© THE GUARDIAN/Heather Taweel
Faye Doucette, who owns the Belvedere Funeral Home, adopted Odie, a now-five-year-old sheltie/golden retriever, last year to serve as a comfort dog for the grieving. Odie spends his off-time living with Doucette.
A sheltie/golden retriever is bringing comfort to the grieving in Charlottetown.
The Belvedere Funeral Home adopted Odie one year ago from the P.E.I. Humane Society.
Funeral home owner Faye Doucette noticed the effect that a dog living in a Quebec hotel she was staying in had on people and started looking for one that would be a good fit for a funeral home.
"I said 'what a good idea for the funeral home','' Doucette said. "I put my name in at the humane society and started looking at websites.''
Two years went by before the humane society called with the perfect dog. Odie has been on the job for about a year.
Doucette said Odie hasn't had any training, so he's not officially considered a therapy dog. She likes to call her friend a comfort dog.
Odie spends most of his time sitting quietly in an office in the funeral home where loved ones make the arrangements.
"He seems to know intuitively who needs him the most.
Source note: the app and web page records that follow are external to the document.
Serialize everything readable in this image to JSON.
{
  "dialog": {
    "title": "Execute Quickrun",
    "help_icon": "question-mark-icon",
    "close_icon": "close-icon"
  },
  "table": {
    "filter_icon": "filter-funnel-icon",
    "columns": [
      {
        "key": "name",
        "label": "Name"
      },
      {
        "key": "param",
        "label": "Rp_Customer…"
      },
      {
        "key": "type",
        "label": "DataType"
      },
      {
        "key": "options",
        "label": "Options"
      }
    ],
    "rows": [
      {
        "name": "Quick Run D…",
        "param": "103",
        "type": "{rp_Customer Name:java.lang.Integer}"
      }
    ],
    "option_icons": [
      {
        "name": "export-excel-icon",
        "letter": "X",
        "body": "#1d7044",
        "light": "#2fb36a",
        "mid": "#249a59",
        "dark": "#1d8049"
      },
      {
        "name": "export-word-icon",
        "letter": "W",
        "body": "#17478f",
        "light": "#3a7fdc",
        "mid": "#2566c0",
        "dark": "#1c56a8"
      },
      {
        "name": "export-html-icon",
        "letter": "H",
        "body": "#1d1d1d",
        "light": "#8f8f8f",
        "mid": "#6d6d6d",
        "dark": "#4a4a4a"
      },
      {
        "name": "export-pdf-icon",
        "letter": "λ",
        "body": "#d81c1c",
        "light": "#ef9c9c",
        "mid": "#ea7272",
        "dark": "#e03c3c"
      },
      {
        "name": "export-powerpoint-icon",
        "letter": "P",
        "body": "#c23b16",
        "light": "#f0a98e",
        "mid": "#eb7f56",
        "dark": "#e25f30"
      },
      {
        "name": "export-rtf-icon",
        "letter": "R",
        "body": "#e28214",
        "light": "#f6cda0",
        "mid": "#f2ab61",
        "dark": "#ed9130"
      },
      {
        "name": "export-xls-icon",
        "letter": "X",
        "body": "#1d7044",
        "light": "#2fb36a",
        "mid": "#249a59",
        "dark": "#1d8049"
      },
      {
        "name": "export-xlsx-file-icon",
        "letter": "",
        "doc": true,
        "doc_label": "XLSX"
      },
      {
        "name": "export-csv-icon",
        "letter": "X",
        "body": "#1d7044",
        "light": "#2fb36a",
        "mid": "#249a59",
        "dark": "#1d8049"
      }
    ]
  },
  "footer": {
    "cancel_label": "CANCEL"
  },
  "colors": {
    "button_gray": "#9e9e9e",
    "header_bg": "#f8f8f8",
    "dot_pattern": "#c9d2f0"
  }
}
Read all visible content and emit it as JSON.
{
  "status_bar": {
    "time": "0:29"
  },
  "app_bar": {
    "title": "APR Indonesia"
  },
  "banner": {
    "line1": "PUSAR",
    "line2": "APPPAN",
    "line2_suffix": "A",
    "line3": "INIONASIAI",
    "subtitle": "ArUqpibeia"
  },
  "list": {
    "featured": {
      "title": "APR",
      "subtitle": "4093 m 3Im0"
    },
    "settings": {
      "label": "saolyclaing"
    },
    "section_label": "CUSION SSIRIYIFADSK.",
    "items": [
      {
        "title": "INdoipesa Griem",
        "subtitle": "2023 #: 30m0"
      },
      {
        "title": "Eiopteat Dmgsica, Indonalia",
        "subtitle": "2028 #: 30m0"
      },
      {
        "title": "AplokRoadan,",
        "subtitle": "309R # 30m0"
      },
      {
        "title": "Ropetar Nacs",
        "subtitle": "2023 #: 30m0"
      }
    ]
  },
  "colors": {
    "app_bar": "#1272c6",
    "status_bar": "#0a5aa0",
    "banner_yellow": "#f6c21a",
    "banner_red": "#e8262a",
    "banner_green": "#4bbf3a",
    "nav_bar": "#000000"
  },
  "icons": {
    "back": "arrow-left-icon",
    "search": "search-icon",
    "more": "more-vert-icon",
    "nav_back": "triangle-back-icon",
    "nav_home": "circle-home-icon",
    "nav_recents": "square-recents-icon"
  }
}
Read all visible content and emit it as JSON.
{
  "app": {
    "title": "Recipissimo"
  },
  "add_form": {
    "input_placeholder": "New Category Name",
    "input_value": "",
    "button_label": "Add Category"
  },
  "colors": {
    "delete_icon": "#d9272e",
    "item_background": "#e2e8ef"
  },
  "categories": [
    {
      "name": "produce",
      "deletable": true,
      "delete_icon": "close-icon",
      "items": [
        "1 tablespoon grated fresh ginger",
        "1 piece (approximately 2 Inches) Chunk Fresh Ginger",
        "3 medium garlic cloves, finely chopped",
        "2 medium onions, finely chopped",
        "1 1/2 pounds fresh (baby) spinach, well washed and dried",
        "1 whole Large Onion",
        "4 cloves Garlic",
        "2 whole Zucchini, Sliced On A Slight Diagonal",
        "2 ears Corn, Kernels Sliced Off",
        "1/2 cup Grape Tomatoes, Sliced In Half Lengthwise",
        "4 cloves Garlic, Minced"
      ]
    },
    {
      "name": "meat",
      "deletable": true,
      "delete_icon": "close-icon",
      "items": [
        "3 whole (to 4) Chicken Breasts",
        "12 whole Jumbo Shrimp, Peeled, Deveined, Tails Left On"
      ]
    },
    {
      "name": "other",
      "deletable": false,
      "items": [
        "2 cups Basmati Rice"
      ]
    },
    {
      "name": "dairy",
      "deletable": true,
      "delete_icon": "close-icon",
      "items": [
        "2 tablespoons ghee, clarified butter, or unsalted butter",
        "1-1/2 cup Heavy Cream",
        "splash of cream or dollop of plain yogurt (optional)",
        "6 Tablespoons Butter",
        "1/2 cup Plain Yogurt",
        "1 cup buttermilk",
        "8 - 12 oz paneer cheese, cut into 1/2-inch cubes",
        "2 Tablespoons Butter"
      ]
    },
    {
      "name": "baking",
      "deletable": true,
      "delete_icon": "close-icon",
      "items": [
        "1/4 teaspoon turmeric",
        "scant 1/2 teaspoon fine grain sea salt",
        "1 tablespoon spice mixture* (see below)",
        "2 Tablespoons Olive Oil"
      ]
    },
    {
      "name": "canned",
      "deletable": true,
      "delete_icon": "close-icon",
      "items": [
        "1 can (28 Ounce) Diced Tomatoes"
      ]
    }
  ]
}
He never intrudes, he never makes a sound, he's always quiet,'' Doucette said. "I heard him bark once in a year, and the people love him.''
Odie has become a popular topic on social media, too.
Patricia Monaghan thinks having a comfort dog is a great idea.
"This pooch was a great comfort when we lost my parents last year,'' Monaghan said on Facebook. "I think this is the best idea ever. He is amazing. Very soothing for young and old alike.''
Jeanie Francis writes that it's "an awesome idea for younger kids who may not really understand what's going on''.
Debbie Darlene said she saw first-hand how Odie can provide comfort.
"While attending a family funeral this week, Odie sure did lift the spirits of a very special little boy who's missing his grampie. Good work, Odie,'' Darlene writes.
Doucette stresses anyone who isn't comfortable around dogs need not worry. The dog can be kept away from people who have allergies, for example, or people who simply don't like the animals. And if no one pays attention to him or he senses he isn't needed, Odie quietly walks out of the room.
"I was a little nervous doing it for the first time, but you can just feel the tension in a room lifting when he walks in.''